● **Web page and app entries**
----

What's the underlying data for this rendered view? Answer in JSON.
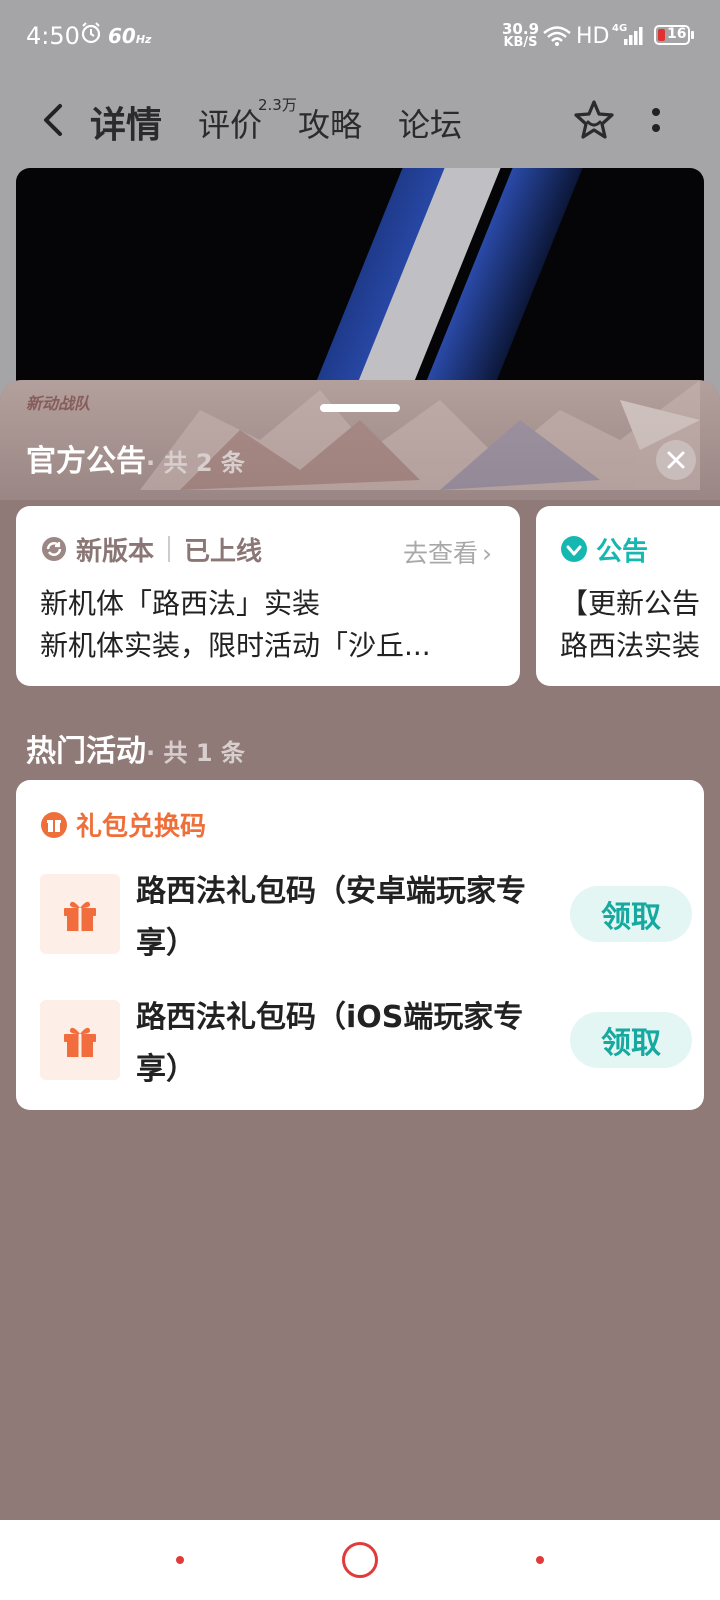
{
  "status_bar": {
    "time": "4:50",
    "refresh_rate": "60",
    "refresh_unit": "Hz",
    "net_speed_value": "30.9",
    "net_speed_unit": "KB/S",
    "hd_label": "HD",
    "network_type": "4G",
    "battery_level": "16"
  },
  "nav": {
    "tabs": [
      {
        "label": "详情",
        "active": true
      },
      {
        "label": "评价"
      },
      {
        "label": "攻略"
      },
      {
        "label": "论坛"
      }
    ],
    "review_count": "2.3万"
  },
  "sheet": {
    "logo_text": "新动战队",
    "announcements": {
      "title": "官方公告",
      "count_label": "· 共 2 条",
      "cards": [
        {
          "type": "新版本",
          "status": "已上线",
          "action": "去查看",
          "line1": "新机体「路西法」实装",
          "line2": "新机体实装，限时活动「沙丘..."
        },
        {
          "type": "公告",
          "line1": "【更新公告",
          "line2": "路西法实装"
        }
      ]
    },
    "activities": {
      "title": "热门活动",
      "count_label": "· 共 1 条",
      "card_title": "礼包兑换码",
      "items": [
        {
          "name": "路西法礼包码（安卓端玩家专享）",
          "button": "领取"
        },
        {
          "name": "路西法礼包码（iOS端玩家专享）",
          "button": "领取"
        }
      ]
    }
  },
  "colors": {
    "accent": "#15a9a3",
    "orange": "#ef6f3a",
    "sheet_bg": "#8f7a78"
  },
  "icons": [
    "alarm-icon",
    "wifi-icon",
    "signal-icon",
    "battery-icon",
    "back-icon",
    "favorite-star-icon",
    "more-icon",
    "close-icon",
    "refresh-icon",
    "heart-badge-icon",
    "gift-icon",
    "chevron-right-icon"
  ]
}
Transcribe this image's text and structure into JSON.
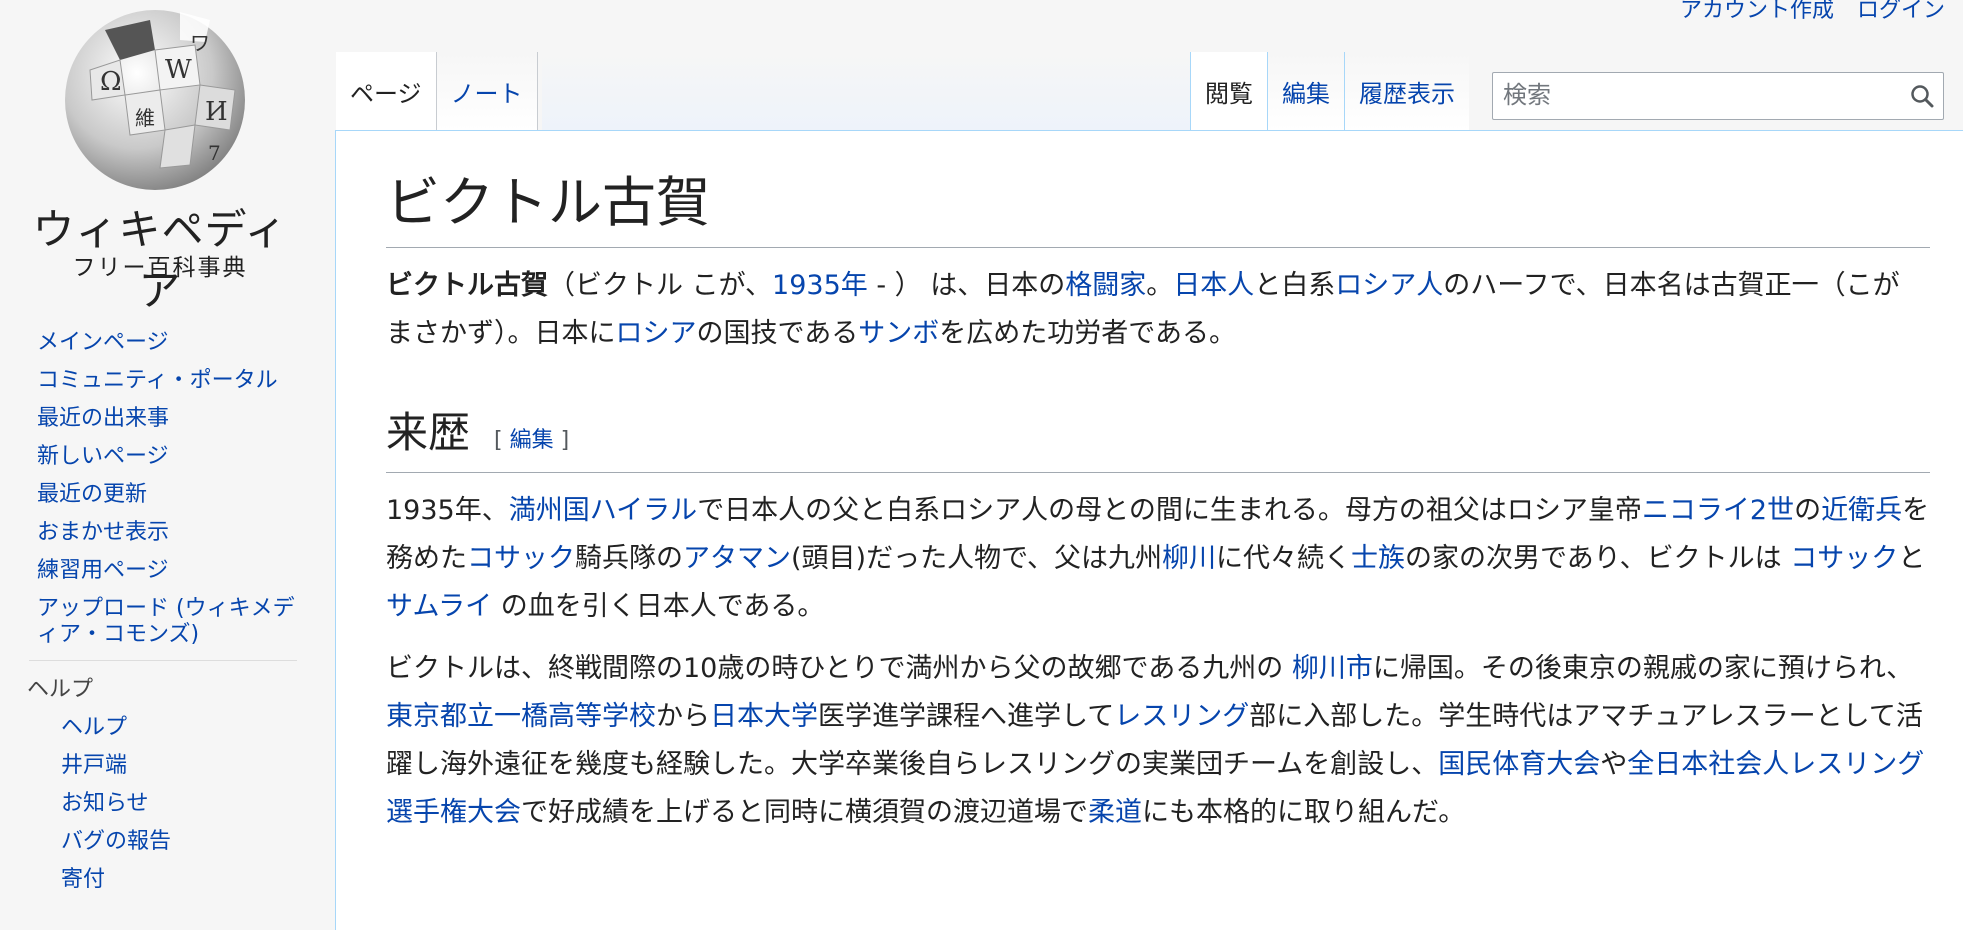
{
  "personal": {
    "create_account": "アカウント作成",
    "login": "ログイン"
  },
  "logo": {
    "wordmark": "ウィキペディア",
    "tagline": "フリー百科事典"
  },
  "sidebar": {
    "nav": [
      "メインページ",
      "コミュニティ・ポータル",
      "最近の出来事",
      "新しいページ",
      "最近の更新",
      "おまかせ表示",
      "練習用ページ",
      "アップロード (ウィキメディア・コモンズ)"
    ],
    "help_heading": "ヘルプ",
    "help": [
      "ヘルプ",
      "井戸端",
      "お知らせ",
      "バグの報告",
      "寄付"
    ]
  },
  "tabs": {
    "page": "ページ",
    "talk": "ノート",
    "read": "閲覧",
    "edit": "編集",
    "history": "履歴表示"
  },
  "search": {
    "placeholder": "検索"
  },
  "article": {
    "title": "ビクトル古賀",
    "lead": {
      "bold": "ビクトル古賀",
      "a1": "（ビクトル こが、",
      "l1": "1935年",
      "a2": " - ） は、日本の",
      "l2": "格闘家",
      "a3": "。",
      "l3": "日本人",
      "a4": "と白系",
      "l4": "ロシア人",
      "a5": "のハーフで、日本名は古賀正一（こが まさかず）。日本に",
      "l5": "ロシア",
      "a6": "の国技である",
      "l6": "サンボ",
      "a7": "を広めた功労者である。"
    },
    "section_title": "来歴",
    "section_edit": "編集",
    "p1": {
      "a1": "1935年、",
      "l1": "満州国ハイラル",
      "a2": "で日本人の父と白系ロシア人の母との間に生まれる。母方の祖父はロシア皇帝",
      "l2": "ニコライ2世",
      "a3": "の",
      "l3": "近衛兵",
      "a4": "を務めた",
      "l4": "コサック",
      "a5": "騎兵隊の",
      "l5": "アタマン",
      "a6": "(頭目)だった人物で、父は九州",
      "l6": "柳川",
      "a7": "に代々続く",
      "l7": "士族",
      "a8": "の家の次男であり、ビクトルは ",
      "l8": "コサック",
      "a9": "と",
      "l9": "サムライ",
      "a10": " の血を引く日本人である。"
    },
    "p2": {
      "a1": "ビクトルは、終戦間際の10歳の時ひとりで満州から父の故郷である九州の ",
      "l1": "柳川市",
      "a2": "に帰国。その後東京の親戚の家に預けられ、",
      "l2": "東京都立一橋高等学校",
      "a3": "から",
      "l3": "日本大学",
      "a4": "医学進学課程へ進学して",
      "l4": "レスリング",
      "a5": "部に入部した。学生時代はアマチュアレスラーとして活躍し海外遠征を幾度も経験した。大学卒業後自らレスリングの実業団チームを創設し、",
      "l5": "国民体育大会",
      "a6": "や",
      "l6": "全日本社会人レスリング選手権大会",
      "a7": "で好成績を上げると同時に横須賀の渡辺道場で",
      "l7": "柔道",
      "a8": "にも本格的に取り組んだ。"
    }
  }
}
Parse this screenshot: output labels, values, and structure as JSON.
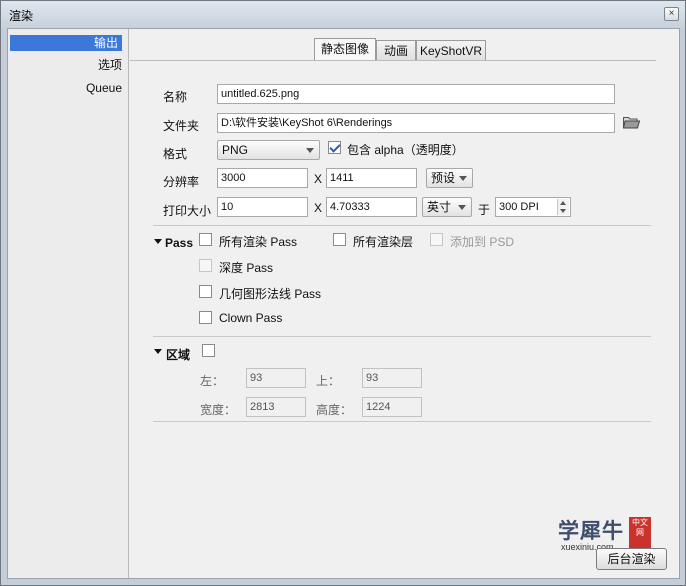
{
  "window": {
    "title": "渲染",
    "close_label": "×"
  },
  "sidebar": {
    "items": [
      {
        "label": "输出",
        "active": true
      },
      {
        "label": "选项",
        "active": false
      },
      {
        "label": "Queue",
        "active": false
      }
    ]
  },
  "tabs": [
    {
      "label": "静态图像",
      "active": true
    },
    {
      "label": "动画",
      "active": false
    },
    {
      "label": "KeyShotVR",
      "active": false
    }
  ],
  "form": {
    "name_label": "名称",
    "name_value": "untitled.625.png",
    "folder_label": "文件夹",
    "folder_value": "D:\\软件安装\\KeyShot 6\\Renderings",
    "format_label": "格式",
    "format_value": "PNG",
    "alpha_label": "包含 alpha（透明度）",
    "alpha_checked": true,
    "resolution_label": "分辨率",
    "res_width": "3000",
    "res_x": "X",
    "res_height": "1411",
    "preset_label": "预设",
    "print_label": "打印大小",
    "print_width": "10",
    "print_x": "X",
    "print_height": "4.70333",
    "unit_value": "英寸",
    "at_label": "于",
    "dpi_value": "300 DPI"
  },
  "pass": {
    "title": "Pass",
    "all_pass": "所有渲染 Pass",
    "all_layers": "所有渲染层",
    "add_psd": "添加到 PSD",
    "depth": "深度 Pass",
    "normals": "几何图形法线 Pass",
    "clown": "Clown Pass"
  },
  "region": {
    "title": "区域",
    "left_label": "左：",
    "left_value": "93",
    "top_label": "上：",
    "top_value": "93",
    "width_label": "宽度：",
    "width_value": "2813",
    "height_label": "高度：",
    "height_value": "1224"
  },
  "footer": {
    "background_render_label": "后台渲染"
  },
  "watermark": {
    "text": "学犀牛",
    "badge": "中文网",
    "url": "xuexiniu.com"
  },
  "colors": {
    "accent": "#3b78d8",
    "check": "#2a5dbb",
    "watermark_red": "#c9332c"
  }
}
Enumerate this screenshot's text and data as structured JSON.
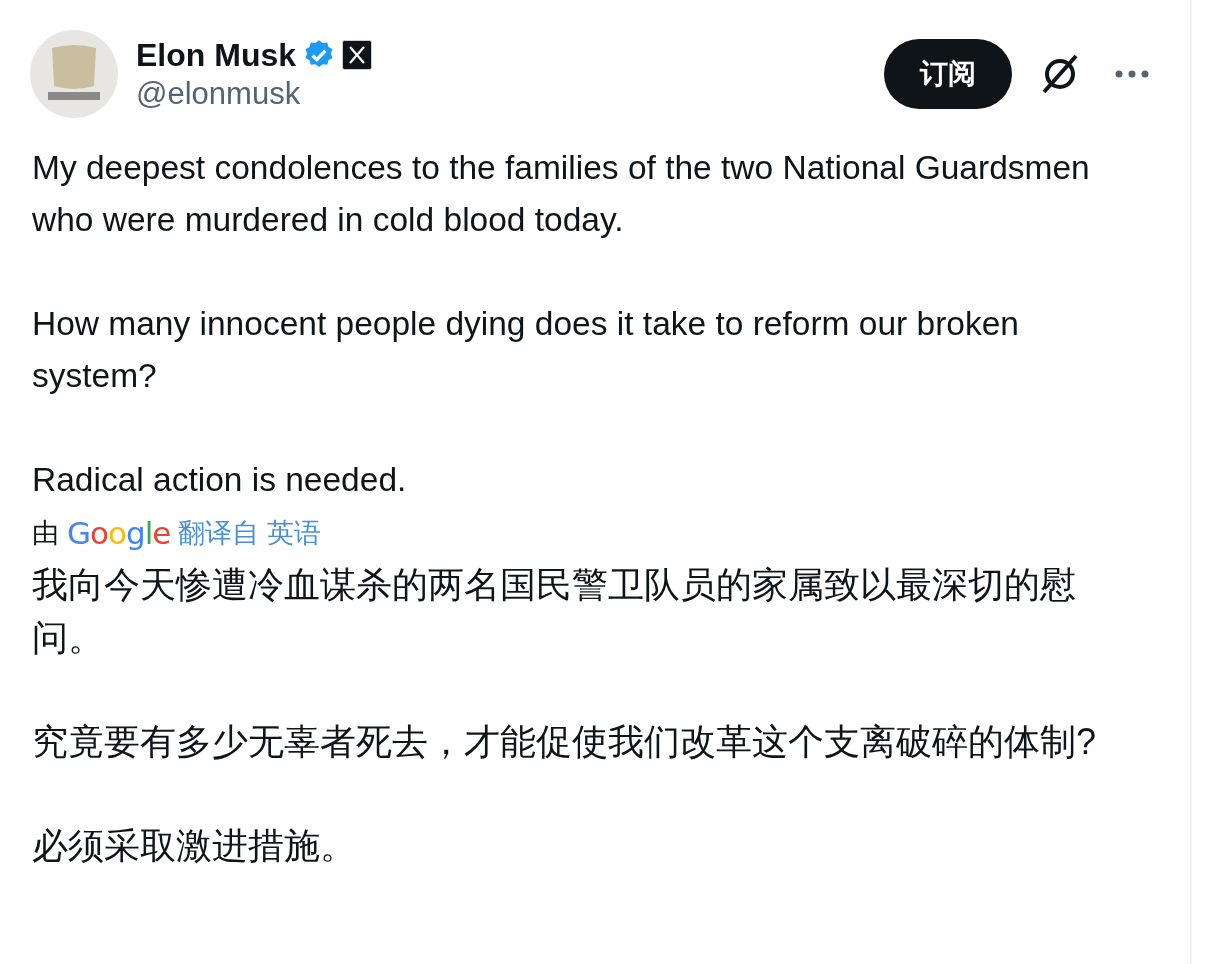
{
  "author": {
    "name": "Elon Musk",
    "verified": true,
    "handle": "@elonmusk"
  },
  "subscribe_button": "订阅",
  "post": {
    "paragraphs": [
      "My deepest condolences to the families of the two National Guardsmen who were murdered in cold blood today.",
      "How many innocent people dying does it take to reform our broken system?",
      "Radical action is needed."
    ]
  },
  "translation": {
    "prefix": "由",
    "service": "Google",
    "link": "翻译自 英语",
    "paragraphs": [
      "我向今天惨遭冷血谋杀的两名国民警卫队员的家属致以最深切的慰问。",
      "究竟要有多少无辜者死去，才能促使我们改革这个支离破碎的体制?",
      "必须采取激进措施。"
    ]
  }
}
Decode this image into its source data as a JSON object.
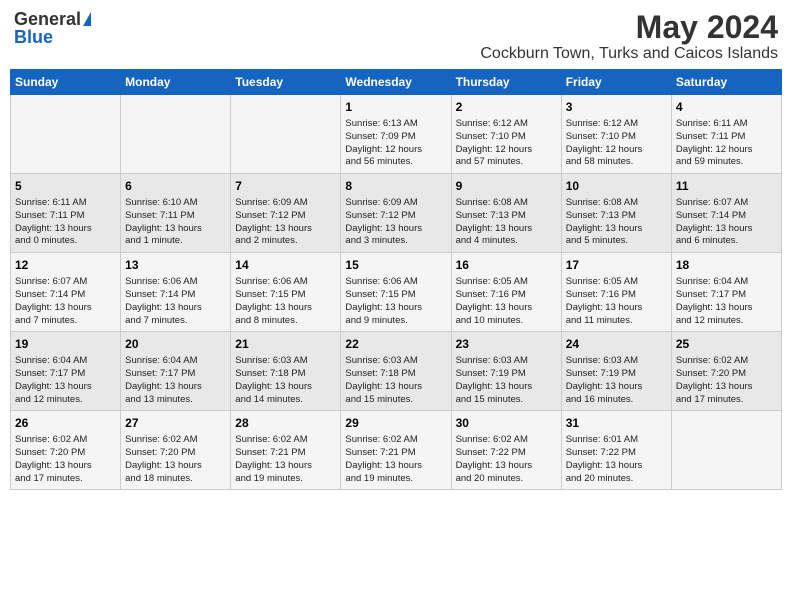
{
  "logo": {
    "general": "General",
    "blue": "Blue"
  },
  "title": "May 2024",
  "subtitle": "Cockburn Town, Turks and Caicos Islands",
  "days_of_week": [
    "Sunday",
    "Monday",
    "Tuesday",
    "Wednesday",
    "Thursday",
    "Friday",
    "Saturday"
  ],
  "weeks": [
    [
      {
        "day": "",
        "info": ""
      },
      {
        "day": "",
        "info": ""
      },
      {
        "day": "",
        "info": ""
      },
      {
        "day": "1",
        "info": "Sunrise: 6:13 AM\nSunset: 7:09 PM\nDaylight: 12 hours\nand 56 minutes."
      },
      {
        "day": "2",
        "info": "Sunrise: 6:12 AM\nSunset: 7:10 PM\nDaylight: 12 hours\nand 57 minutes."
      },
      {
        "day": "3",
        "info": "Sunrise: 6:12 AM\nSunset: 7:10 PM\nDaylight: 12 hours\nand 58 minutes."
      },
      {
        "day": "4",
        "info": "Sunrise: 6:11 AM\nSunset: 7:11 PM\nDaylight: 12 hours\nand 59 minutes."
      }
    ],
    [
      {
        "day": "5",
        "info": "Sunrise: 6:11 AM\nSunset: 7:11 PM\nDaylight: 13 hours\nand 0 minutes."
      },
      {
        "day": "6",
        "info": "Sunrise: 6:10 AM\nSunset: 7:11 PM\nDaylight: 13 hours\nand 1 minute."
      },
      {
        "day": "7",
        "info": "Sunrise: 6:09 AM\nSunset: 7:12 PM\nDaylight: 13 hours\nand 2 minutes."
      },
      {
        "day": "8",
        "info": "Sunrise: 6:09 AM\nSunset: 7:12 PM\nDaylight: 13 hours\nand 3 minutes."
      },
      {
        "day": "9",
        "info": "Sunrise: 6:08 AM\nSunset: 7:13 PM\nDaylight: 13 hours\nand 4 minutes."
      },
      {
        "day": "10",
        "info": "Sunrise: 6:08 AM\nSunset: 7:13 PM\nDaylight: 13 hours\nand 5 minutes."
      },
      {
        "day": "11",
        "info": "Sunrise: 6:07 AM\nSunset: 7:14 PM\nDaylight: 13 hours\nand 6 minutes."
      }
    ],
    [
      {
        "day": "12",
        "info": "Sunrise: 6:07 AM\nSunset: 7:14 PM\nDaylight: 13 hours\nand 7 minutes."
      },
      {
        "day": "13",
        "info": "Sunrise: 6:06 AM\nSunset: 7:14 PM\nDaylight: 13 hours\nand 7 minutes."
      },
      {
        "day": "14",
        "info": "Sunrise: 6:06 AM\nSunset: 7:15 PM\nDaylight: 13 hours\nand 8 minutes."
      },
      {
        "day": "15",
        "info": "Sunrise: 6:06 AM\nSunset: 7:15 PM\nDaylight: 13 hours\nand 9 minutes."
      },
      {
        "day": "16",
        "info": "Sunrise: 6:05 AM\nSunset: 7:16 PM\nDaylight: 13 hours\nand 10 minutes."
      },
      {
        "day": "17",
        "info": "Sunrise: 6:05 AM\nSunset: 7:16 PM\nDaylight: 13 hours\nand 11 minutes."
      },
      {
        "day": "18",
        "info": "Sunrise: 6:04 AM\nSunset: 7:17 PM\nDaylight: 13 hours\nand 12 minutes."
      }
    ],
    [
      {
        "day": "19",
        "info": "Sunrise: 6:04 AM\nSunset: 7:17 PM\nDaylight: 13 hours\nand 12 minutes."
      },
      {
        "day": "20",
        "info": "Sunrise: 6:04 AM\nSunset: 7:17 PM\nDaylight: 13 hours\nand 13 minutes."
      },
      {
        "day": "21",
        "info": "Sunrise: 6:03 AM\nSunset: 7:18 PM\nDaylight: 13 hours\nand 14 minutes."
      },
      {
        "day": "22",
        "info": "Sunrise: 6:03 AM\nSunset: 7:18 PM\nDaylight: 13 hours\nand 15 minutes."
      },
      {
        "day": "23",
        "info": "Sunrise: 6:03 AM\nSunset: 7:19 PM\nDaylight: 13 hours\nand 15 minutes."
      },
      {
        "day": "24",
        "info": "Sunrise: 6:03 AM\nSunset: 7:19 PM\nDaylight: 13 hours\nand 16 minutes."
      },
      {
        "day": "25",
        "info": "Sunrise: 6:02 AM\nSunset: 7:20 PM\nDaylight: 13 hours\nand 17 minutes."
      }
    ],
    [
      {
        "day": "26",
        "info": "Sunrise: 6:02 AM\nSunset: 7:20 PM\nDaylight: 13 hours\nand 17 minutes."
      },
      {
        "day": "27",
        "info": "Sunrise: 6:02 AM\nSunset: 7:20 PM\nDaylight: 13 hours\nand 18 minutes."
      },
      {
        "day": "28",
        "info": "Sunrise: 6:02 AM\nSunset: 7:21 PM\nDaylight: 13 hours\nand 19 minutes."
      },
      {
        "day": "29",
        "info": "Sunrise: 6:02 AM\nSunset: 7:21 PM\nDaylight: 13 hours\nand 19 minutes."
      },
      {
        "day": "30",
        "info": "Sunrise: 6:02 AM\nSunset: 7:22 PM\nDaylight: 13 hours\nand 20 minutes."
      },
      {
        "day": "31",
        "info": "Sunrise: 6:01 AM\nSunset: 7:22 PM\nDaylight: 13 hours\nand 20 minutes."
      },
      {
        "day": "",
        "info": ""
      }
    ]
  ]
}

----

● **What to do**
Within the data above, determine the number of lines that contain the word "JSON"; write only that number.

● **Response area**
5